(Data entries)

----------

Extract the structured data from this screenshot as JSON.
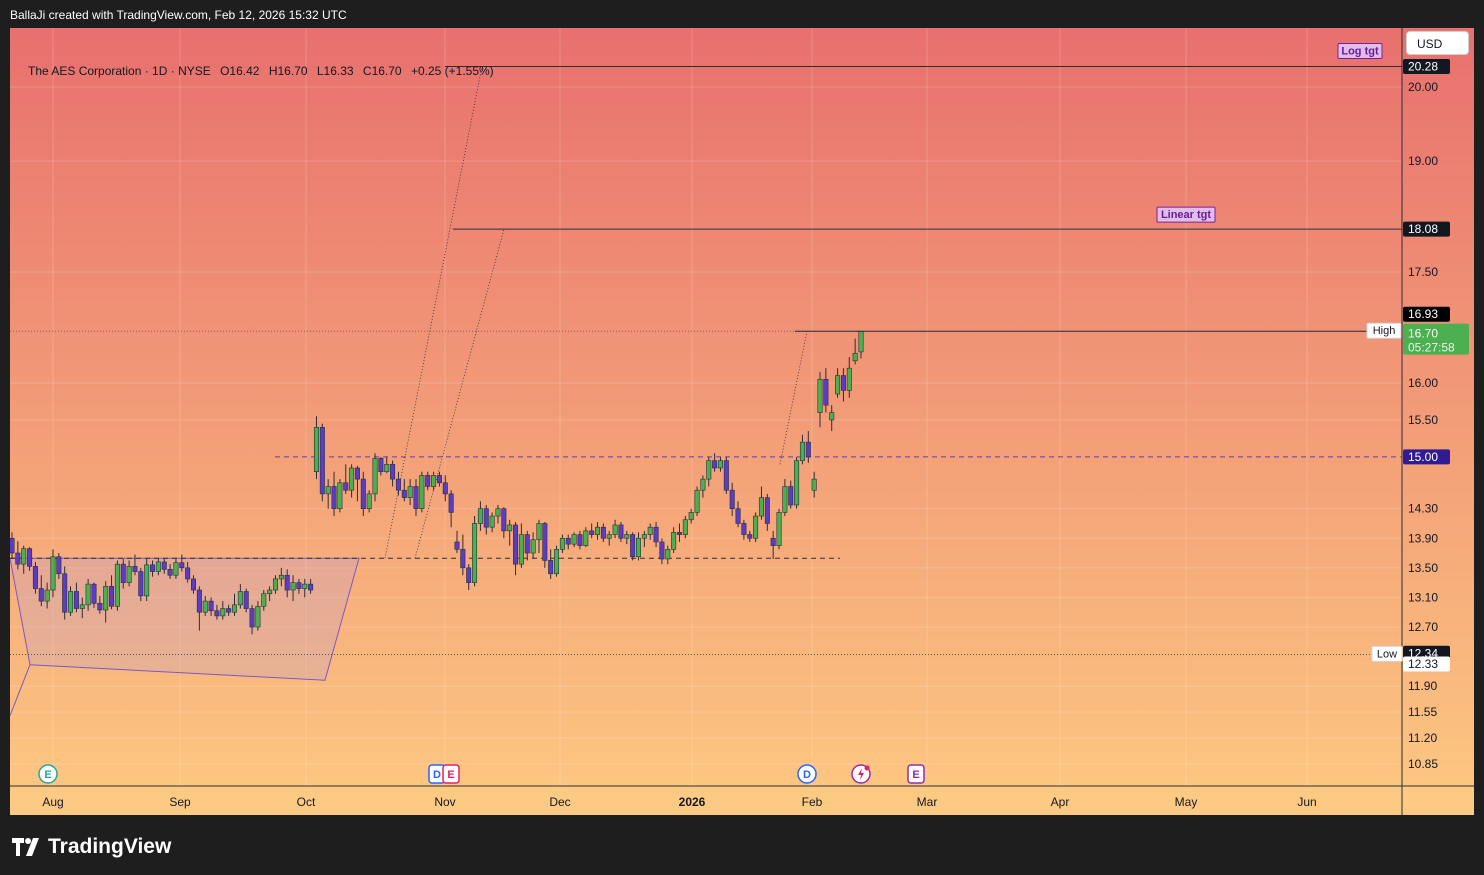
{
  "header": {
    "attribution": "BallaJi created with TradingView.com, Feb 12, 2026 15:32 UTC"
  },
  "legend": {
    "symbol": "The AES Corporation · 1D · NYSE",
    "open": "O16.42",
    "high": "H16.70",
    "low": "L16.33",
    "close": "C16.70",
    "change": "+0.25 (+1.55%)"
  },
  "currency_button": "USD",
  "brand": "TradingView",
  "colors": {
    "up": "#4caf50",
    "down": "#5b3cc4",
    "bg_top": "#e8706e",
    "bg_bottom": "#fdc981"
  },
  "chart_data": {
    "type": "candlestick",
    "y_range": [
      10.55,
      20.8
    ],
    "y_ticks": [
      "20.00",
      "19.00",
      "17.50",
      "16.00",
      "15.50",
      "14.30",
      "13.90",
      "13.50",
      "13.10",
      "12.70",
      "11.90",
      "11.55",
      "11.20",
      "10.85"
    ],
    "x_ticks": [
      "Aug",
      "Sep",
      "Oct",
      "Nov",
      "Dec",
      "2026",
      "Feb",
      "Mar",
      "Apr",
      "May",
      "Jun"
    ],
    "candles_ohlc": [
      [
        13.9,
        13.98,
        13.62,
        13.7
      ],
      [
        13.7,
        13.86,
        13.48,
        13.55
      ],
      [
        13.55,
        13.8,
        13.42,
        13.76
      ],
      [
        13.76,
        13.78,
        13.46,
        13.52
      ],
      [
        13.52,
        13.58,
        13.15,
        13.22
      ],
      [
        13.22,
        13.4,
        12.98,
        13.05
      ],
      [
        13.05,
        13.3,
        12.95,
        13.2
      ],
      [
        13.2,
        13.75,
        13.1,
        13.65
      ],
      [
        13.65,
        13.7,
        13.35,
        13.42
      ],
      [
        13.42,
        13.52,
        12.8,
        12.9
      ],
      [
        12.9,
        13.25,
        12.85,
        13.18
      ],
      [
        13.18,
        13.3,
        12.9,
        12.95
      ],
      [
        12.95,
        13.1,
        12.82,
        13.0
      ],
      [
        13.0,
        13.35,
        12.92,
        13.28
      ],
      [
        13.28,
        13.3,
        12.96,
        13.02
      ],
      [
        13.02,
        13.12,
        12.88,
        12.93
      ],
      [
        12.93,
        13.32,
        12.76,
        13.25
      ],
      [
        13.25,
        13.4,
        12.94,
        12.98
      ],
      [
        12.98,
        13.6,
        12.92,
        13.55
      ],
      [
        13.55,
        13.62,
        13.22,
        13.3
      ],
      [
        13.3,
        13.6,
        13.25,
        13.52
      ],
      [
        13.52,
        13.68,
        13.4,
        13.45
      ],
      [
        13.45,
        13.5,
        13.05,
        13.12
      ],
      [
        13.12,
        13.62,
        13.05,
        13.54
      ],
      [
        13.54,
        13.6,
        13.38,
        13.45
      ],
      [
        13.45,
        13.62,
        13.4,
        13.58
      ],
      [
        13.58,
        13.62,
        13.42,
        13.48
      ],
      [
        13.48,
        13.55,
        13.35,
        13.4
      ],
      [
        13.4,
        13.62,
        13.35,
        13.57
      ],
      [
        13.57,
        13.68,
        13.45,
        13.5
      ],
      [
        13.5,
        13.58,
        13.3,
        13.35
      ],
      [
        13.35,
        13.4,
        13.15,
        13.2
      ],
      [
        13.2,
        13.25,
        12.65,
        12.9
      ],
      [
        12.9,
        13.12,
        12.85,
        13.05
      ],
      [
        13.05,
        13.1,
        12.85,
        12.92
      ],
      [
        12.92,
        13.0,
        12.8,
        12.85
      ],
      [
        12.85,
        13.05,
        12.8,
        12.95
      ],
      [
        12.95,
        13.0,
        12.85,
        12.9
      ],
      [
        12.9,
        13.15,
        12.85,
        13.0
      ],
      [
        13.0,
        13.28,
        12.95,
        13.18
      ],
      [
        13.18,
        13.22,
        12.9,
        12.95
      ],
      [
        12.95,
        13.0,
        12.6,
        12.7
      ],
      [
        12.7,
        13.05,
        12.65,
        12.98
      ],
      [
        12.98,
        13.2,
        12.92,
        13.15
      ],
      [
        13.15,
        13.25,
        13.05,
        13.2
      ],
      [
        13.2,
        13.4,
        13.15,
        13.35
      ],
      [
        13.35,
        13.5,
        13.25,
        13.4
      ],
      [
        13.4,
        13.48,
        13.1,
        13.2
      ],
      [
        13.2,
        13.4,
        13.05,
        13.3
      ],
      [
        13.3,
        13.35,
        13.15,
        13.22
      ],
      [
        13.22,
        13.35,
        13.1,
        13.28
      ],
      [
        13.28,
        13.35,
        13.15,
        13.2
      ],
      [
        14.8,
        15.55,
        14.7,
        15.4
      ],
      [
        15.4,
        15.45,
        14.4,
        14.5
      ],
      [
        14.5,
        14.7,
        14.3,
        14.6
      ],
      [
        14.6,
        14.8,
        14.2,
        14.3
      ],
      [
        14.3,
        14.7,
        14.25,
        14.65
      ],
      [
        14.65,
        14.9,
        14.5,
        14.55
      ],
      [
        14.55,
        14.9,
        14.45,
        14.85
      ],
      [
        14.85,
        14.88,
        14.4,
        14.7
      ],
      [
        14.7,
        14.8,
        14.2,
        14.3
      ],
      [
        14.3,
        14.55,
        14.25,
        14.5
      ],
      [
        14.5,
        15.05,
        14.4,
        14.98
      ],
      [
        14.98,
        15.0,
        14.75,
        14.8
      ],
      [
        14.8,
        15.0,
        14.78,
        14.9
      ],
      [
        14.9,
        14.95,
        14.6,
        14.7
      ],
      [
        14.7,
        14.8,
        14.48,
        14.55
      ],
      [
        14.55,
        14.7,
        14.4,
        14.45
      ],
      [
        14.45,
        14.7,
        14.35,
        14.6
      ],
      [
        14.6,
        14.7,
        14.2,
        14.3
      ],
      [
        14.3,
        14.8,
        14.25,
        14.75
      ],
      [
        14.75,
        14.8,
        14.55,
        14.6
      ],
      [
        14.6,
        14.8,
        14.55,
        14.75
      ],
      [
        14.75,
        14.8,
        14.6,
        14.65
      ],
      [
        14.65,
        14.75,
        14.4,
        14.5
      ],
      [
        14.5,
        14.55,
        14.05,
        14.25
      ],
      [
        13.85,
        14.0,
        13.7,
        13.75
      ],
      [
        13.75,
        13.95,
        13.4,
        13.5
      ],
      [
        13.5,
        13.55,
        13.2,
        13.3
      ],
      [
        13.3,
        14.2,
        13.25,
        14.1
      ],
      [
        14.1,
        14.4,
        14.0,
        14.3
      ],
      [
        14.3,
        14.35,
        13.95,
        14.05
      ],
      [
        14.05,
        14.25,
        13.98,
        14.2
      ],
      [
        14.2,
        14.35,
        14.1,
        14.3
      ],
      [
        14.3,
        14.32,
        13.9,
        14.0
      ],
      [
        14.0,
        14.15,
        13.8,
        14.08
      ],
      [
        14.08,
        14.12,
        13.4,
        13.55
      ],
      [
        13.55,
        14.1,
        13.5,
        13.95
      ],
      [
        13.95,
        14.0,
        13.6,
        13.7
      ],
      [
        13.7,
        13.98,
        13.62,
        13.88
      ],
      [
        13.88,
        14.15,
        13.7,
        14.1
      ],
      [
        14.1,
        14.12,
        13.5,
        13.6
      ],
      [
        13.6,
        13.75,
        13.35,
        13.42
      ],
      [
        13.42,
        13.8,
        13.38,
        13.75
      ],
      [
        13.75,
        13.95,
        13.7,
        13.9
      ],
      [
        13.9,
        13.95,
        13.75,
        13.82
      ],
      [
        13.82,
        13.98,
        13.78,
        13.95
      ],
      [
        13.95,
        14.0,
        13.75,
        13.8
      ],
      [
        13.8,
        14.05,
        13.78,
        14.0
      ],
      [
        14.0,
        14.1,
        13.9,
        13.95
      ],
      [
        13.95,
        14.12,
        13.88,
        14.05
      ],
      [
        14.05,
        14.1,
        13.85,
        13.9
      ],
      [
        13.9,
        14.0,
        13.8,
        13.95
      ],
      [
        13.95,
        14.15,
        13.9,
        14.08
      ],
      [
        14.08,
        14.12,
        13.85,
        13.9
      ],
      [
        13.9,
        14.0,
        13.82,
        13.95
      ],
      [
        13.95,
        13.98,
        13.6,
        13.65
      ],
      [
        13.65,
        13.98,
        13.6,
        13.9
      ],
      [
        13.9,
        14.0,
        13.78,
        13.95
      ],
      [
        13.95,
        14.1,
        13.88,
        14.05
      ],
      [
        14.05,
        14.12,
        13.78,
        13.85
      ],
      [
        13.85,
        13.9,
        13.55,
        13.62
      ],
      [
        13.62,
        13.8,
        13.55,
        13.75
      ],
      [
        13.75,
        14.05,
        13.7,
        13.98
      ],
      [
        13.98,
        14.1,
        13.85,
        13.95
      ],
      [
        13.95,
        14.2,
        13.9,
        14.15
      ],
      [
        14.15,
        14.3,
        14.1,
        14.25
      ],
      [
        14.25,
        14.6,
        14.2,
        14.55
      ],
      [
        14.55,
        14.75,
        14.45,
        14.7
      ],
      [
        14.7,
        15.0,
        14.6,
        14.95
      ],
      [
        14.95,
        15.05,
        14.8,
        14.85
      ],
      [
        14.85,
        15.0,
        14.8,
        14.95
      ],
      [
        14.95,
        15.0,
        14.5,
        14.55
      ],
      [
        14.55,
        14.65,
        14.2,
        14.3
      ],
      [
        14.3,
        14.4,
        14.05,
        14.1
      ],
      [
        14.1,
        14.15,
        13.88,
        13.95
      ],
      [
        13.95,
        14.0,
        13.85,
        13.9
      ],
      [
        13.9,
        14.25,
        13.85,
        14.2
      ],
      [
        14.2,
        14.6,
        14.15,
        14.45
      ],
      [
        14.45,
        14.5,
        14.0,
        14.1
      ],
      [
        13.9,
        14.0,
        13.62,
        13.8
      ],
      [
        13.8,
        14.3,
        13.75,
        14.25
      ],
      [
        14.25,
        14.7,
        14.2,
        14.6
      ],
      [
        14.6,
        14.68,
        14.3,
        14.35
      ],
      [
        14.35,
        15.0,
        14.3,
        14.95
      ],
      [
        14.95,
        15.3,
        14.9,
        15.2
      ],
      [
        15.2,
        15.35,
        14.92,
        15.0
      ],
      [
        14.55,
        14.8,
        14.45,
        14.7
      ],
      [
        15.6,
        16.15,
        15.4,
        16.05
      ],
      [
        16.05,
        16.2,
        15.6,
        15.7
      ],
      [
        15.5,
        15.7,
        15.35,
        15.6
      ],
      [
        15.85,
        16.2,
        15.8,
        16.1
      ],
      [
        16.1,
        16.2,
        15.75,
        15.9
      ],
      [
        15.9,
        16.35,
        15.8,
        16.2
      ],
      [
        16.3,
        16.6,
        16.25,
        16.4
      ],
      [
        16.42,
        16.7,
        16.33,
        16.7
      ]
    ],
    "horizontal_levels": [
      {
        "label": "Log tgt",
        "value": 20.28
      },
      {
        "label": "Linear tgt",
        "value": 18.08
      },
      {
        "label": "High",
        "value": 16.7
      },
      {
        "label": "Low",
        "value": 12.33
      }
    ],
    "price_tags": [
      "20.28",
      "18.08",
      "16.93",
      "16.70",
      "16.70",
      "15.00",
      "12.34",
      "12.33"
    ],
    "countdown": "05:27:58",
    "event_markers": [
      "E",
      "D",
      "E",
      "D",
      "E"
    ]
  }
}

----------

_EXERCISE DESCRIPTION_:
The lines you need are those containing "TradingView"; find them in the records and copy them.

_TASK RESPONSE_:
    "attribution": "BallaJi created with TradingView.com, Feb 12, 2026 15:32 UTC"
  "brand": "TradingView",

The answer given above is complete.